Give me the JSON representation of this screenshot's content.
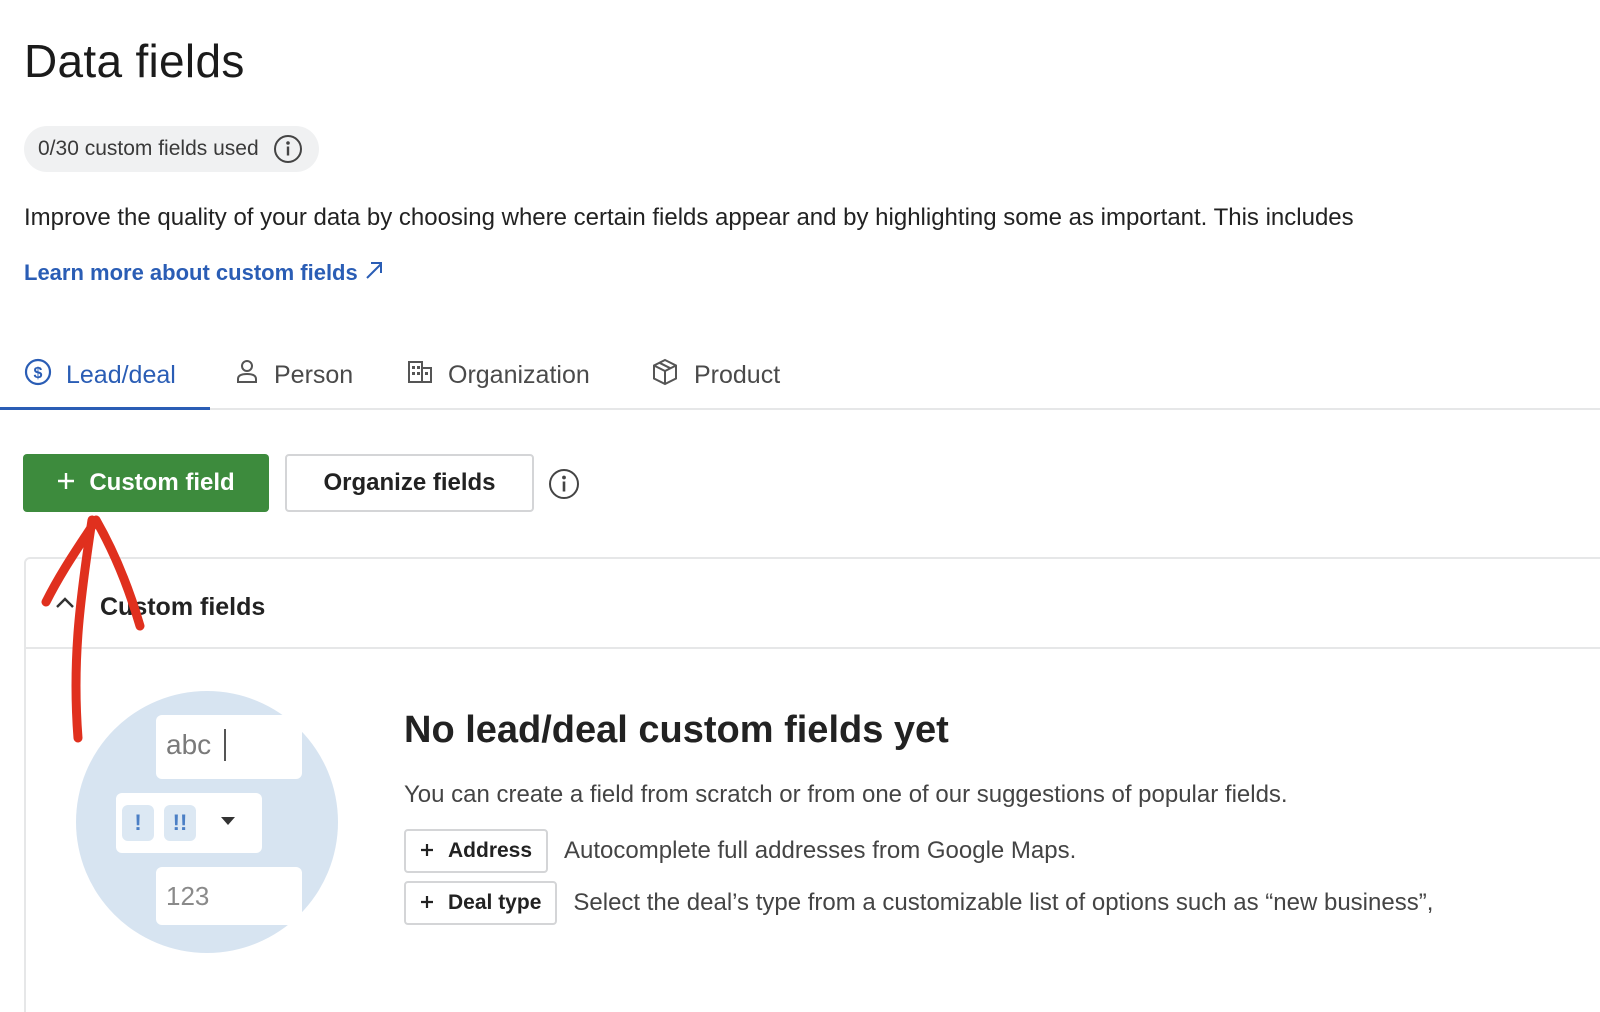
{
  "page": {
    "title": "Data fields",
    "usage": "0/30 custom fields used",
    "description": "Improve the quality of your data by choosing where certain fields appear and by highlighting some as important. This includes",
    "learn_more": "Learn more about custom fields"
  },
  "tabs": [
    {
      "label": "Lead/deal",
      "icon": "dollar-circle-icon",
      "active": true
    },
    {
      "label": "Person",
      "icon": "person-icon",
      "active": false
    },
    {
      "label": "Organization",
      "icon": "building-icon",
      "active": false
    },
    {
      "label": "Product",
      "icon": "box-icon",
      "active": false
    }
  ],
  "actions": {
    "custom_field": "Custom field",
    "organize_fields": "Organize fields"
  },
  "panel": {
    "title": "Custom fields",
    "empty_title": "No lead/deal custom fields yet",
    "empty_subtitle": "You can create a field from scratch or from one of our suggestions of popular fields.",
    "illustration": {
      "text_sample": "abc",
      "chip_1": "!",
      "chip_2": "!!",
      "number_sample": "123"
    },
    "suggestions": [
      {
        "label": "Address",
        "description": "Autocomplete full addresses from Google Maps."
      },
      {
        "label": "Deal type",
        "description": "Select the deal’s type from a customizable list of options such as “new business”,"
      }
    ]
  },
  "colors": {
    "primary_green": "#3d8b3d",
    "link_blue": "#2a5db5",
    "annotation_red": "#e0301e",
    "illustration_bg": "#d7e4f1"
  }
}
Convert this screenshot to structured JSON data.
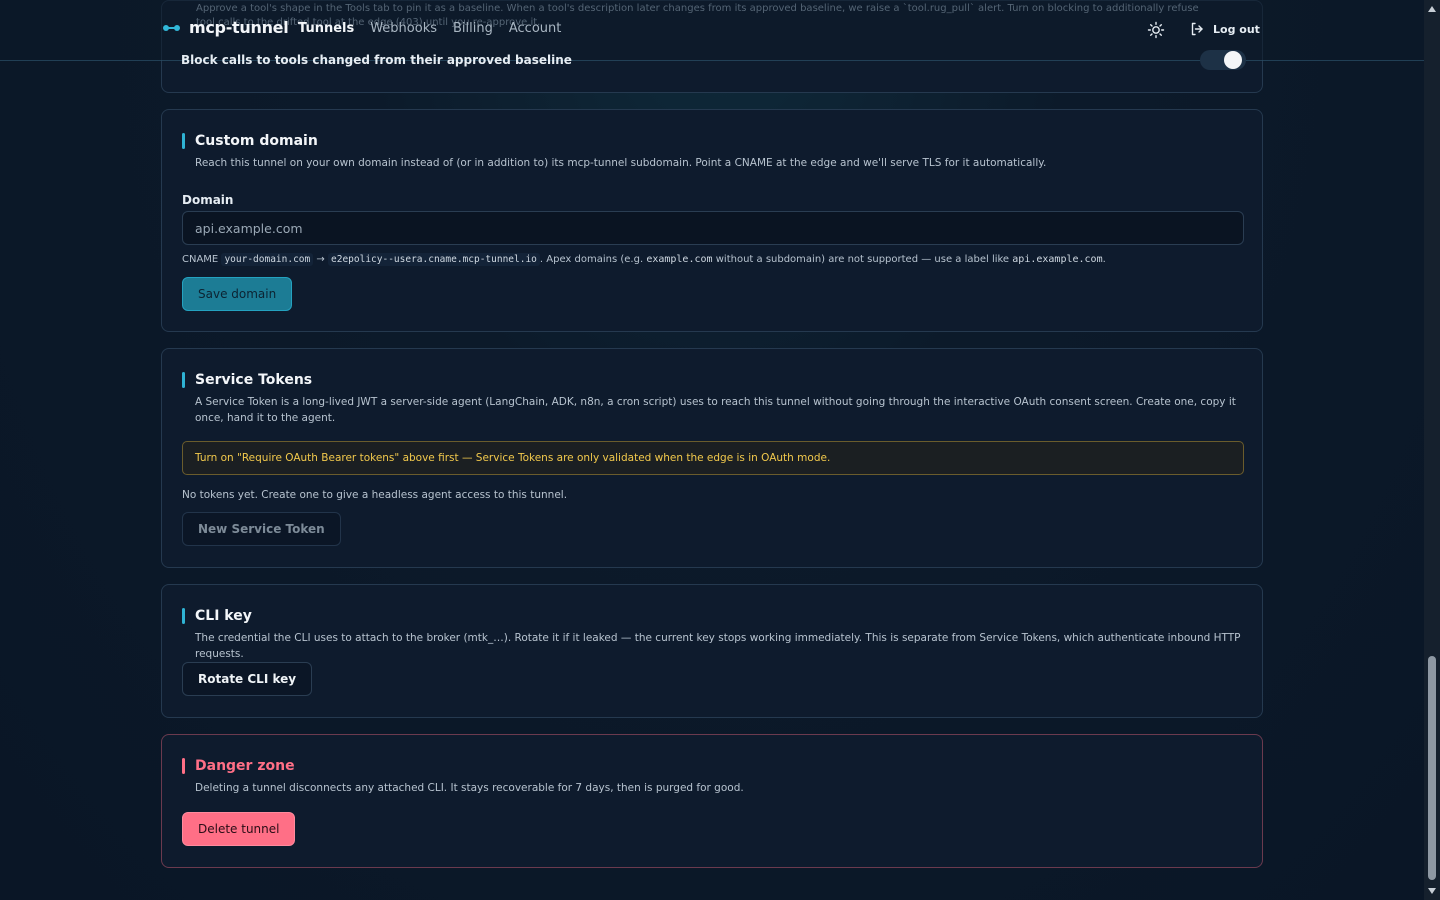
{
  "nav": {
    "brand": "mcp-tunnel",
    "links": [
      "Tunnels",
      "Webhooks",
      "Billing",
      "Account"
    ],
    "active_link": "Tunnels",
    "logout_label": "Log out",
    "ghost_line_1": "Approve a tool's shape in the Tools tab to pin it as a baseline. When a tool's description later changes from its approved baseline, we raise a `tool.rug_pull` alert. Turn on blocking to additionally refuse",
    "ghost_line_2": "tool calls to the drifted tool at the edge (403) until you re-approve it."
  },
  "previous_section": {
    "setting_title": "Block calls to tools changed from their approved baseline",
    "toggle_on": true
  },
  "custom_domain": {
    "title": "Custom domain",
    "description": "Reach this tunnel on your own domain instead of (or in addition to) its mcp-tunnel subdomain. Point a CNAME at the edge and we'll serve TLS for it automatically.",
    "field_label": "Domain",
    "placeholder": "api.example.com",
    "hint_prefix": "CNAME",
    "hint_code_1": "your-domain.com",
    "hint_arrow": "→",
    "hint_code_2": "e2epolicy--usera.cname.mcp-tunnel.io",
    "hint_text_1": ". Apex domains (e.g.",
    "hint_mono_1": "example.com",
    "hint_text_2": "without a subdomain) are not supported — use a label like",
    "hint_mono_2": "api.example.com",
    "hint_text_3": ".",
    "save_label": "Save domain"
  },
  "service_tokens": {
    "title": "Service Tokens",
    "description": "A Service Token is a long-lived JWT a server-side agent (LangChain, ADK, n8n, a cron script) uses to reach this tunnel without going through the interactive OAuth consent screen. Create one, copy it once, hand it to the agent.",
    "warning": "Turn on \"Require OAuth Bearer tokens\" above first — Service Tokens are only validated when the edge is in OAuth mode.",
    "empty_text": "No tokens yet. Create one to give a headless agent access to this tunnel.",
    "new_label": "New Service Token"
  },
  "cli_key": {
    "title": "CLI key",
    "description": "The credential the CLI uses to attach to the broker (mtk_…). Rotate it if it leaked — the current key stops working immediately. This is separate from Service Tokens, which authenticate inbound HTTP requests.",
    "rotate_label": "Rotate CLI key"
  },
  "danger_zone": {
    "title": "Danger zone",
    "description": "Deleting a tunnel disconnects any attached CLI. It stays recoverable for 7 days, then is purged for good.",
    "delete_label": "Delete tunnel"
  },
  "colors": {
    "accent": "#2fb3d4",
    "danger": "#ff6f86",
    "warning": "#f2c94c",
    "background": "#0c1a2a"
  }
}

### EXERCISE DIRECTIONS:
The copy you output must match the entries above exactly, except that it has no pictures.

### SOLUTION FOR THIS PROBLEM:
Give me the JSON representation of this screenshot's content.
{
  "page": {
    "title": "Data fields",
    "usage": "0/30 custom fields used",
    "description": "Improve the quality of your data by choosing where certain fields appear and by highlighting some as important. This includes",
    "learn_more": "Learn more about custom fields"
  },
  "tabs": [
    {
      "label": "Lead/deal",
      "icon": "dollar-circle-icon",
      "active": true
    },
    {
      "label": "Person",
      "icon": "person-icon",
      "active": false
    },
    {
      "label": "Organization",
      "icon": "building-icon",
      "active": false
    },
    {
      "label": "Product",
      "icon": "box-icon",
      "active": false
    }
  ],
  "actions": {
    "custom_field": "Custom field",
    "organize_fields": "Organize fields"
  },
  "panel": {
    "title": "Custom fields",
    "empty_title": "No lead/deal custom fields yet",
    "empty_subtitle": "You can create a field from scratch or from one of our suggestions of popular fields.",
    "illustration": {
      "text_sample": "abc",
      "chip_1": "!",
      "chip_2": "!!",
      "number_sample": "123"
    },
    "suggestions": [
      {
        "label": "Address",
        "description": "Autocomplete full addresses from Google Maps."
      },
      {
        "label": "Deal type",
        "description": "Select the deal’s type from a customizable list of options such as “new business”,"
      }
    ]
  },
  "colors": {
    "primary_green": "#3d8b3d",
    "link_blue": "#2a5db5",
    "annotation_red": "#e0301e",
    "illustration_bg": "#d7e4f1"
  }
}
Convert this screenshot to structured JSON data.
{
  "nav": {
    "brand": "mcp-tunnel",
    "links": [
      "Tunnels",
      "Webhooks",
      "Billing",
      "Account"
    ],
    "active_link": "Tunnels",
    "logout_label": "Log out",
    "ghost_line_1": "Approve a tool's shape in the Tools tab to pin it as a baseline. When a tool's description later changes from its approved baseline, we raise a `tool.rug_pull` alert. Turn on blocking to additionally refuse",
    "ghost_line_2": "tool calls to the drifted tool at the edge (403) until you re-approve it."
  },
  "previous_section": {
    "setting_title": "Block calls to tools changed from their approved baseline",
    "toggle_on": true
  },
  "custom_domain": {
    "title": "Custom domain",
    "description": "Reach this tunnel on your own domain instead of (or in addition to) its mcp-tunnel subdomain. Point a CNAME at the edge and we'll serve TLS for it automatically.",
    "field_label": "Domain",
    "placeholder": "api.example.com",
    "hint_prefix": "CNAME",
    "hint_code_1": "your-domain.com",
    "hint_arrow": "→",
    "hint_code_2": "e2epolicy--usera.cname.mcp-tunnel.io",
    "hint_text_1": ". Apex domains (e.g.",
    "hint_mono_1": "example.com",
    "hint_text_2": "without a subdomain) are not supported — use a label like",
    "hint_mono_2": "api.example.com",
    "hint_text_3": ".",
    "save_label": "Save domain"
  },
  "service_tokens": {
    "title": "Service Tokens",
    "description": "A Service Token is a long-lived JWT a server-side agent (LangChain, ADK, n8n, a cron script) uses to reach this tunnel without going through the interactive OAuth consent screen. Create one, copy it once, hand it to the agent.",
    "warning": "Turn on \"Require OAuth Bearer tokens\" above first — Service Tokens are only validated when the edge is in OAuth mode.",
    "empty_text": "No tokens yet. Create one to give a headless agent access to this tunnel.",
    "new_label": "New Service Token"
  },
  "cli_key": {
    "title": "CLI key",
    "description": "The credential the CLI uses to attach to the broker (mtk_…). Rotate it if it leaked — the current key stops working immediately. This is separate from Service Tokens, which authenticate inbound HTTP requests.",
    "rotate_label": "Rotate CLI key"
  },
  "danger_zone": {
    "title": "Danger zone",
    "description": "Deleting a tunnel disconnects any attached CLI. It stays recoverable for 7 days, then is purged for good.",
    "delete_label": "Delete tunnel"
  },
  "colors": {
    "accent": "#2fb3d4",
    "danger": "#ff6f86",
    "warning": "#f2c94c",
    "background": "#0c1a2a"
  }
}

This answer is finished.